Wild Georgia: Goldenrods and asters go together, like salt and pepper

I can’t imagine September without goldenrods and asters, whose beautiful blooms I most associate with late summer and fall in Georgia. A September without them would be like early April without dogwood blossoms.

Goldenrods and asters seem to go together, like salt and pepper and horse and carriage. This month, they’ll be exploding into riots of color along roadsides and forest edges, in woodland openings, meadows, old fields and along stream banks. (Georgia has some 30 goldenrod species and about 35 aster species.)

Some of nature’s most breathtaking sights in autumn are bright yellow goldenrods blooming next to blue, white or purple asters in sunny fields and along country lanes. It’s no coincidence that species of the two groups often bloom together in the same place at the same time. The two groups are closely related, both belonging to the aster family.

Their bright colors seem designed by nature to blend just right to produce pleasing visual effects.

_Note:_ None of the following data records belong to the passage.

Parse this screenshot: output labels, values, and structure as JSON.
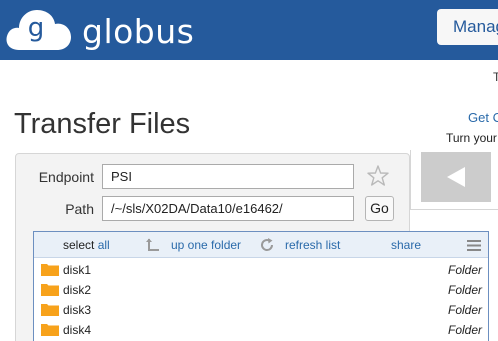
{
  "header": {
    "brand": "globus",
    "manage_label": "Manag",
    "top_fragment": "T"
  },
  "title": "Transfer Files",
  "side": {
    "get_fragment": "Get C",
    "turn_fragment": "Turn your"
  },
  "endpoint": {
    "label": "Endpoint",
    "value": "PSI"
  },
  "path": {
    "label": "Path",
    "value": "/~/sls/X02DA/Data10/e16462/"
  },
  "go_label": "Go",
  "toolbar": {
    "select_prefix": "select ",
    "select_all": "all",
    "up_one_folder": "up one folder",
    "refresh_list": "refresh list",
    "share": "share"
  },
  "files": [
    {
      "name": "disk1",
      "type": "Folder"
    },
    {
      "name": "disk2",
      "type": "Folder"
    },
    {
      "name": "disk3",
      "type": "Folder"
    },
    {
      "name": "disk4",
      "type": "Folder"
    }
  ],
  "colors": {
    "header_bg": "#255a9c",
    "link": "#2a6aaa",
    "folder": "#f7a21b"
  }
}
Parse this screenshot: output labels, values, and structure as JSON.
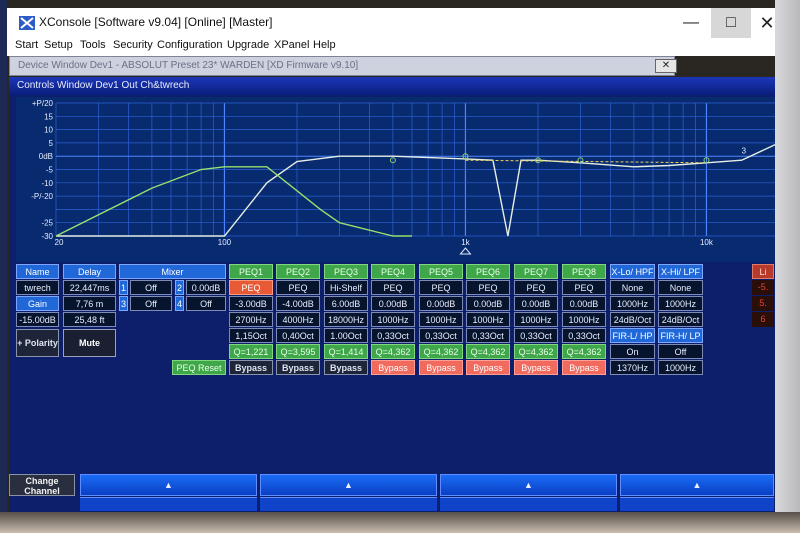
{
  "window": {
    "title": "XConsole [Software v9.04] [Online] [Master]",
    "minimize": "—",
    "maximize": "□",
    "close": "✕"
  },
  "menu": [
    "Start",
    "Setup",
    "Tools",
    "Security",
    "Configuration",
    "Upgrade",
    "XPanel",
    "Help"
  ],
  "device_window": {
    "title": "Device Window Dev1 - ABSOLUT  Preset 23* WARDEN [XD Firmware v9.10]",
    "close": "✕"
  },
  "controls_window": {
    "title": "Controls Window Dev1 Out Ch&twrech"
  },
  "graph": {
    "y_labels": [
      "+P/20",
      "15",
      "10",
      "5",
      "0dB",
      "-5",
      "-10",
      "-P/-20",
      "-25",
      "-30"
    ],
    "x_labels": [
      "20",
      "100",
      "1k",
      "10k"
    ],
    "marker_3": "3"
  },
  "chart_data": {
    "type": "line",
    "title": "",
    "xlabel": "",
    "ylabel": "",
    "x_scale": "log",
    "xlim": [
      20,
      20000
    ],
    "ylim": [
      -30,
      20
    ],
    "grid": true,
    "series": [
      {
        "color": "#e6efe6",
        "x": [
          20,
          100,
          150,
          200,
          300,
          500,
          1000,
          1300,
          1500,
          1700,
          2000,
          3000,
          5000,
          7000,
          10000,
          14000,
          20000
        ],
        "y": [
          -30,
          -30,
          -10,
          -2,
          0,
          0,
          -1,
          -1.5,
          -30,
          -1.5,
          -1.5,
          -2.5,
          -4,
          -3.5,
          -2.5,
          -1.5,
          5
        ]
      },
      {
        "color": "#96e06e",
        "x": [
          20,
          50,
          80,
          100,
          150,
          250,
          300,
          500,
          600
        ],
        "y": [
          -30,
          -12,
          -5,
          -4,
          -4,
          -20,
          -25,
          -30,
          -30
        ]
      },
      {
        "color": "#f0d45a",
        "x": [
          1000,
          10000
        ],
        "y": [
          -1.5,
          -2.5
        ]
      }
    ]
  },
  "left_panel": {
    "name_label": "Name",
    "delay_label": "Delay",
    "name_value": "twrech",
    "delay_ms": "22,447ms",
    "gain_label": "Gain",
    "delay_m": "7,76 m",
    "gain_value": "-15.00dB",
    "delay_ft": "25,48 ft",
    "polarity": "+ Polarity",
    "mute": "Mute"
  },
  "mixer": {
    "label": "Mixer",
    "rows": [
      [
        {
          "ch": "1",
          "val": "Off"
        },
        {
          "ch": "2",
          "val": "0.00dB"
        }
      ],
      [
        {
          "ch": "3",
          "val": "Off"
        },
        {
          "ch": "4",
          "val": "Off"
        }
      ]
    ]
  },
  "peq_reset": "PEQ Reset",
  "peq": [
    {
      "name": "PEQ1",
      "type": "PEQ",
      "gain": "-3.00dB",
      "freq": "2700Hz",
      "bw": "1,15Oct",
      "q": "Q=1,221",
      "bypass": "Bypass"
    },
    {
      "name": "PEQ2",
      "type": "PEQ",
      "gain": "-4.00dB",
      "freq": "4000Hz",
      "bw": "0,40Oct",
      "q": "Q=3,595",
      "bypass": "Bypass"
    },
    {
      "name": "PEQ3",
      "type": "Hi-Shelf",
      "gain": "6.00dB",
      "freq": "18000Hz",
      "bw": "1.00Oct",
      "q": "Q=1,414",
      "bypass": "Bypass"
    },
    {
      "name": "PEQ4",
      "type": "PEQ",
      "gain": "0.00dB",
      "freq": "1000Hz",
      "bw": "0,33Oct",
      "q": "Q=4,362",
      "bypass": "Bypass"
    },
    {
      "name": "PEQ5",
      "type": "PEQ",
      "gain": "0.00dB",
      "freq": "1000Hz",
      "bw": "0,33Oct",
      "q": "Q=4,362",
      "bypass": "Bypass"
    },
    {
      "name": "PEQ6",
      "type": "PEQ",
      "gain": "0.00dB",
      "freq": "1000Hz",
      "bw": "0,33Oct",
      "q": "Q=4,362",
      "bypass": "Bypass"
    },
    {
      "name": "PEQ7",
      "type": "PEQ",
      "gain": "0.00dB",
      "freq": "1000Hz",
      "bw": "0,33Oct",
      "q": "Q=4,362",
      "bypass": "Bypass"
    },
    {
      "name": "PEQ8",
      "type": "PEQ",
      "gain": "0.00dB",
      "freq": "1000Hz",
      "bw": "0,33Oct",
      "q": "Q=4,362",
      "bypass": "Bypass"
    }
  ],
  "xover": [
    {
      "header": "X-Lo/ HPF",
      "type": "None",
      "freq": "1000Hz",
      "slope": "24dB/Oct",
      "filter": "FIR-L/ HP",
      "state": "On",
      "freq2": "1370Hz"
    },
    {
      "header": "X-Hi/ LPF",
      "type": "None",
      "freq": "1000Hz",
      "slope": "24dB/Oct",
      "filter": "FIR-H/ LP",
      "state": "Off",
      "freq2": "1000Hz"
    }
  ],
  "right_slivers": [
    "Li",
    "-5.",
    "5.",
    "6"
  ],
  "bottom": {
    "change_channel": "Change Channel",
    "arrow": "▲"
  },
  "colors": {
    "accent_blue": "#2067d8",
    "peq_green": "#3fa74a",
    "active_orange": "#e85a35",
    "bypass_salmon": "#f06a5e",
    "graph_bg": "#082a6f"
  }
}
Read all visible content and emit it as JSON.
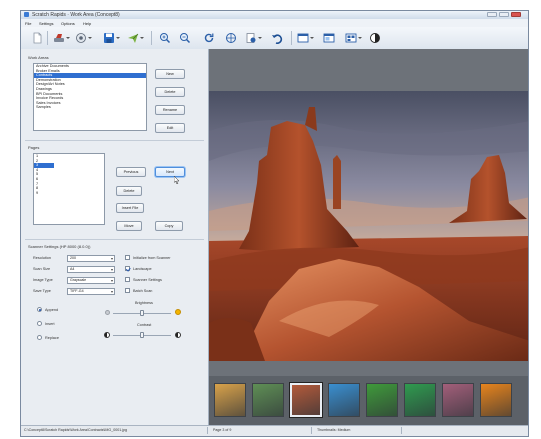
{
  "window": {
    "title": "Scratch Rapids · Work Area (Concept8)"
  },
  "menu": [
    "File",
    "Settings",
    "Options",
    "Help"
  ],
  "panel": {
    "work_areas_label": "Work Areas",
    "work_areas": [
      "Archive Documents",
      "Broker Emails",
      "Contracts",
      "Demonstration",
      "Design/Art Notes",
      "Drawings",
      "BPI Documents",
      "Invoice Records",
      "Sales Invoices",
      "Samples"
    ],
    "work_area_selected": 2,
    "work_area_buttons": [
      "New",
      "Delete",
      "Rename",
      "Edit"
    ],
    "pages_label": "Pages",
    "pages": [
      "1",
      "2",
      "3",
      "4",
      "5",
      "6",
      "7",
      "8",
      "9"
    ],
    "page_selected": 2,
    "page_buttons": {
      "previous": "Previous",
      "next": "Next",
      "delete": "Delete",
      "insert_file": "Insert File",
      "move": "Move",
      "copy": "Copy"
    },
    "scanner_label": "Scanner Settings (HP 8000 (8.0.0))",
    "resolution_label": "Resolution",
    "resolution_value": "200",
    "scan_size_label": "Scan Size",
    "scan_size_value": "A4",
    "image_type_label": "Image Type",
    "image_type_value": "Grayscale",
    "save_type_label": "Save Type",
    "save_type_value": "TIFF-G4",
    "checks": [
      {
        "label": "Initialize from Scanner",
        "checked": false
      },
      {
        "label": "Landscape",
        "checked": true
      },
      {
        "label": "Scanner Settings",
        "checked": false
      },
      {
        "label": "Batch Scan",
        "checked": false
      }
    ],
    "radios": [
      {
        "label": "Append",
        "checked": true
      },
      {
        "label": "Insert",
        "checked": false
      },
      {
        "label": "Replace",
        "checked": false
      }
    ],
    "brightness_label": "Brightness",
    "contrast_label": "Contrast",
    "brightness_level": 0.5,
    "contrast_level": 0.5
  },
  "thumbnails": {
    "count": 8,
    "selected": 2,
    "colors": [
      "#d9a24a",
      "#5f8f55",
      "#b35a3a",
      "#3a8fd0",
      "#3f9a3a",
      "#2f9b4f",
      "#a35f7a",
      "#e8841c"
    ]
  },
  "status": {
    "path": "C:\\Concept8\\Scratch Rapids\\Work Area\\Contracts\\IMG_0001.jpg",
    "page": "Page 3 of 9",
    "thumb_size": "Thumbnails: Medium"
  }
}
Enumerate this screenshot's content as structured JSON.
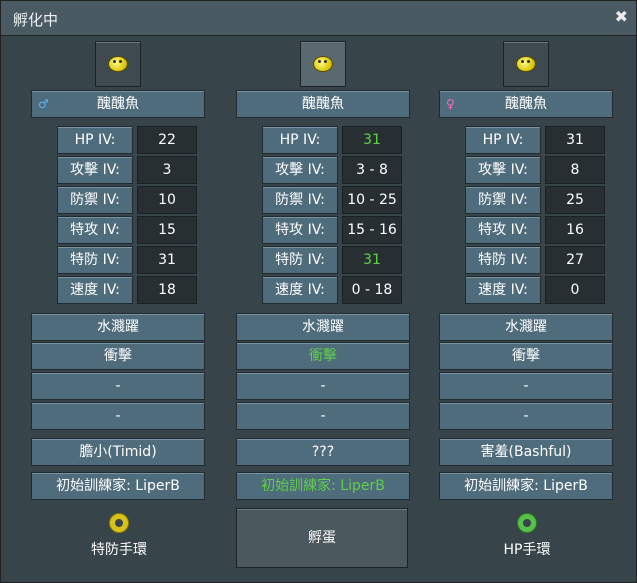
{
  "window": {
    "title": "孵化中",
    "close_glyph": "✖"
  },
  "columns": [
    {
      "name": "醜醜魚",
      "gender_symbol": "♂",
      "gender_color": "#56b8ff",
      "iv": [
        {
          "label": "HP IV:",
          "value": "22"
        },
        {
          "label": "攻擊 IV:",
          "value": "3"
        },
        {
          "label": "防禦 IV:",
          "value": "10"
        },
        {
          "label": "特攻 IV:",
          "value": "15"
        },
        {
          "label": "特防 IV:",
          "value": "31"
        },
        {
          "label": "速度 IV:",
          "value": "18"
        }
      ],
      "moves": [
        "水濺躍",
        "衝擊",
        "-",
        "-"
      ],
      "nature": "膽小(Timid)",
      "trainer": "初始訓練家: LiperB",
      "held_item": "特防手環"
    },
    {
      "name": "醜醜魚",
      "gender_symbol": "",
      "iv": [
        {
          "label": "HP IV:",
          "value": "31"
        },
        {
          "label": "攻擊 IV:",
          "value": "3 - 8"
        },
        {
          "label": "防禦 IV:",
          "value": "10 - 25"
        },
        {
          "label": "特攻 IV:",
          "value": "15 - 16"
        },
        {
          "label": "特防 IV:",
          "value": "31"
        },
        {
          "label": "速度 IV:",
          "value": "0 - 18"
        }
      ],
      "moves": [
        "水濺躍",
        "衝擊",
        "-",
        "-"
      ],
      "nature": "???",
      "trainer": "初始訓練家: LiperB",
      "hatch_button": "孵蛋"
    },
    {
      "name": "醜醜魚",
      "gender_symbol": "♀",
      "gender_color": "#ff6ab5",
      "iv": [
        {
          "label": "HP IV:",
          "value": "31"
        },
        {
          "label": "攻擊 IV:",
          "value": "8"
        },
        {
          "label": "防禦 IV:",
          "value": "25"
        },
        {
          "label": "特攻 IV:",
          "value": "16"
        },
        {
          "label": "特防 IV:",
          "value": "27"
        },
        {
          "label": "速度 IV:",
          "value": "0"
        }
      ],
      "moves": [
        "水濺躍",
        "衝擊",
        "-",
        "-"
      ],
      "nature": "害羞(Bashful)",
      "trainer": "初始訓練家: LiperB",
      "held_item": "HP手環"
    }
  ],
  "colors": {
    "highlight_green": "#5fd04a"
  }
}
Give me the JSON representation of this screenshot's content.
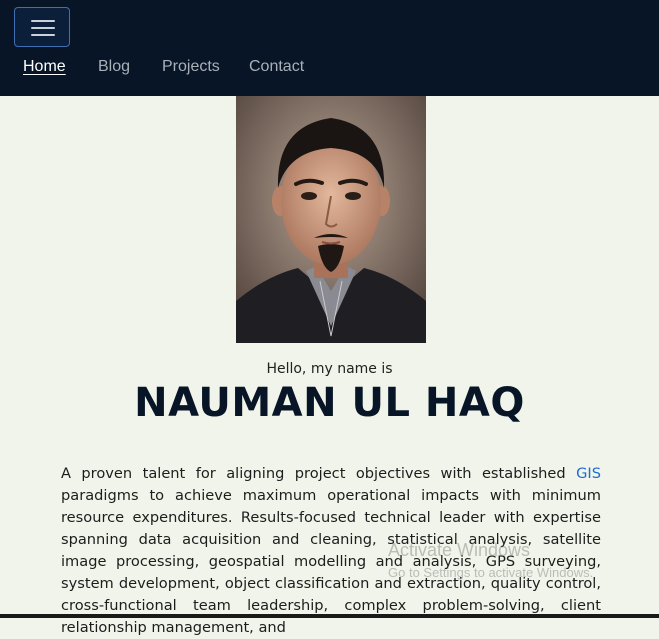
{
  "navbar": {
    "toggle_icon": "hamburger-icon",
    "links": [
      {
        "label": "Home",
        "active": true
      },
      {
        "label": "Blog",
        "active": false
      },
      {
        "label": "Projects",
        "active": false
      },
      {
        "label": "Contact",
        "active": false
      }
    ],
    "bg_color": "#071527"
  },
  "hero": {
    "greeting": "Hello, my name is",
    "name": "NAUMAN UL HAQ",
    "bio_before_link": "A proven talent for aligning project objectives with established ",
    "bio_link": "GIS",
    "bio_after_link": " paradigms to achieve maximum operational impacts with minimum resource expenditures. Results-focused technical leader with expertise spanning data acquisition and cleaning, statistical analysis, satellite image processing, geospatial modelling and analysis, GPS surveying, system development, object classification and extraction, quality control, cross-functional team leadership, complex problem-solving, client relationship management, and"
  },
  "watermark": {
    "title": "Activate Windows",
    "subtitle": "Go to Settings to activate Windows."
  },
  "colors": {
    "page_bg": "#f1f4ea",
    "link": "#1e6bd8",
    "name_text": "#071527"
  }
}
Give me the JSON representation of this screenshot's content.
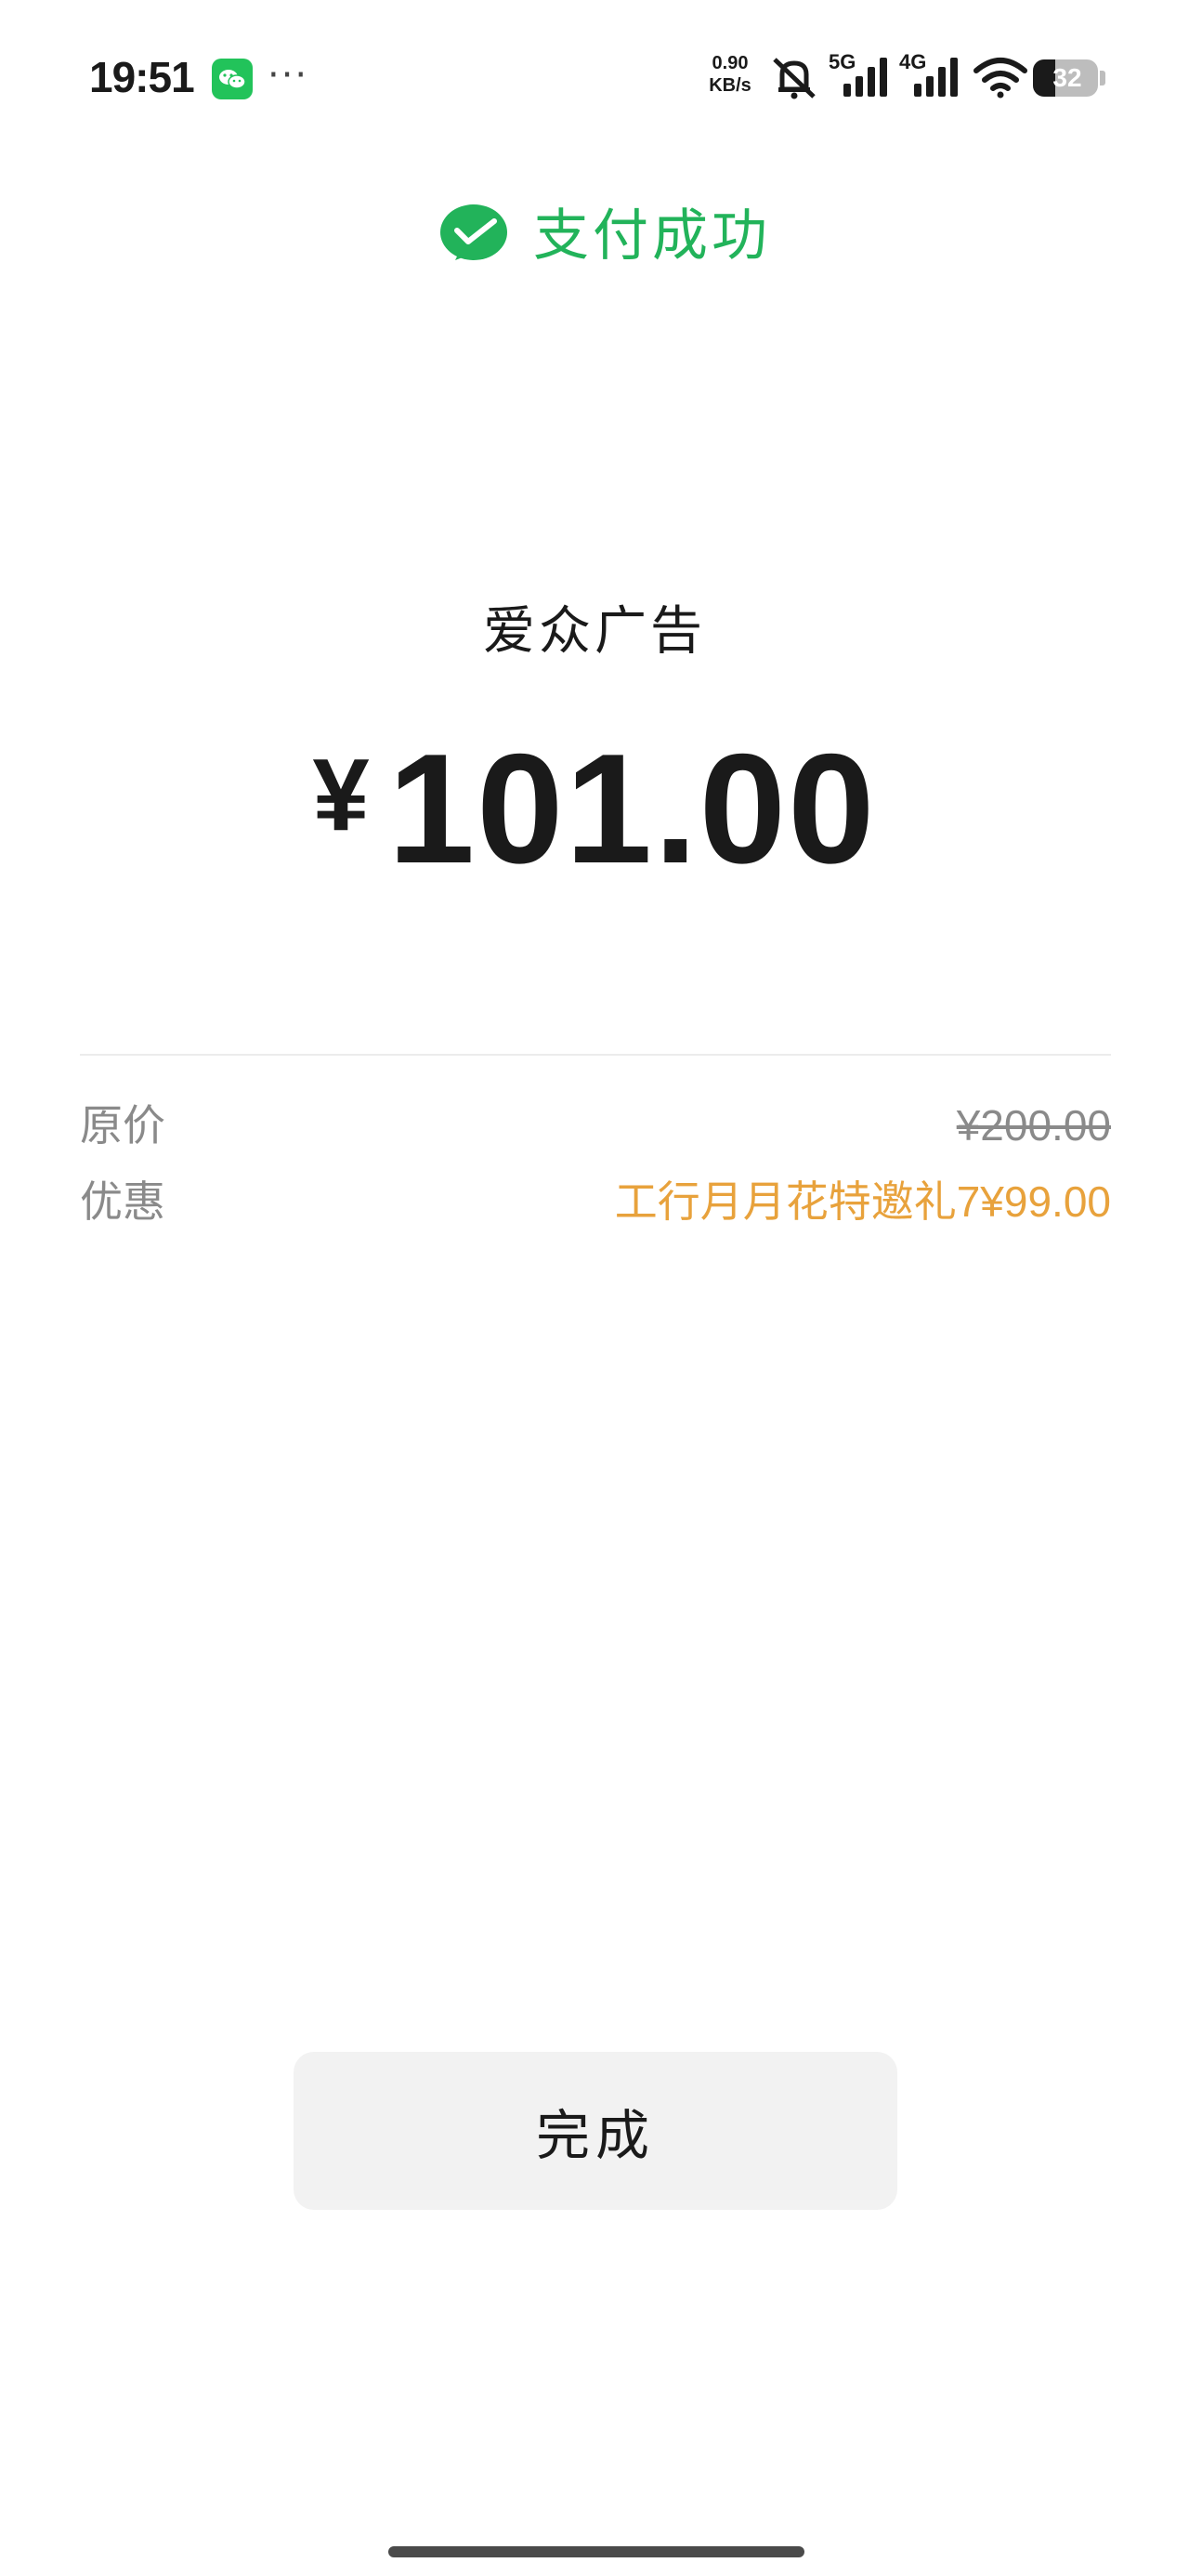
{
  "status_bar": {
    "time": "19:51",
    "more": "···",
    "net_speed_value": "0.90",
    "net_speed_unit": "KB/s",
    "network_1": "5G",
    "network_2": "4G",
    "battery": "32",
    "icons": [
      "wechat-icon",
      "mute-icon",
      "signal-icon",
      "wifi-icon",
      "battery-icon"
    ]
  },
  "header": {
    "icon": "wechat-pay-check-icon",
    "title": "支付成功",
    "accent_color": "#22b35a"
  },
  "payment": {
    "merchant": "爱众广告",
    "currency": "¥",
    "amount": "101.00"
  },
  "details": [
    {
      "label": "原价",
      "value": "¥200.00"
    },
    {
      "label": "优惠",
      "value": "工行月月花特邀礼7¥99.00"
    }
  ],
  "discount_color": "#e8a23c",
  "done_button": {
    "label": "完成"
  }
}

That’s especially true when blue or purple asters bloom among yellow goldenrods. Blue or purple with yellow are said to be “complementary” colors that, when viewed together, are satisfying to the eye.

In her bestselling book, “Braiding Sweetgrass,” author Robin Wall Kimmerer said she decided early on to study botany because she wanted to find out why goldenrods and asters grow together.

She asked: Why do they stand beside each other when they could grow alone? Her conclusion: Goldenrod and aster colors mixed together also are pleasing to the eyes of bees, flies and other vital pollinators. It makes the flowers prime pollinator targets. Together, their blooms receive far more pollinator visits than they would if growing alone.

One would find it hard to argue that point after observing the amazing profusion of bees, flies, wasps, butterflies and other pollinators buzzing about and sipping nectar from goldenrods and asters on a sunny day in fall.

Come first frost, though, their flowers will wither and turn dull brown. Even then, their seeds will provide food for many birds and small animals.

IN THE SKY: From David Dundee, Tellus Science Museum astronomer: The moon is first quarter on Saturday night (Sept. 3). Mercury is low in the west at dusk. Rising in the east are Venus, just before sunrise; Mars, around midnight; Jupiter, just after dark; and Saturn, at sunset.

Charles Seabrook can be reached at charles.seabrook@yahoo.com.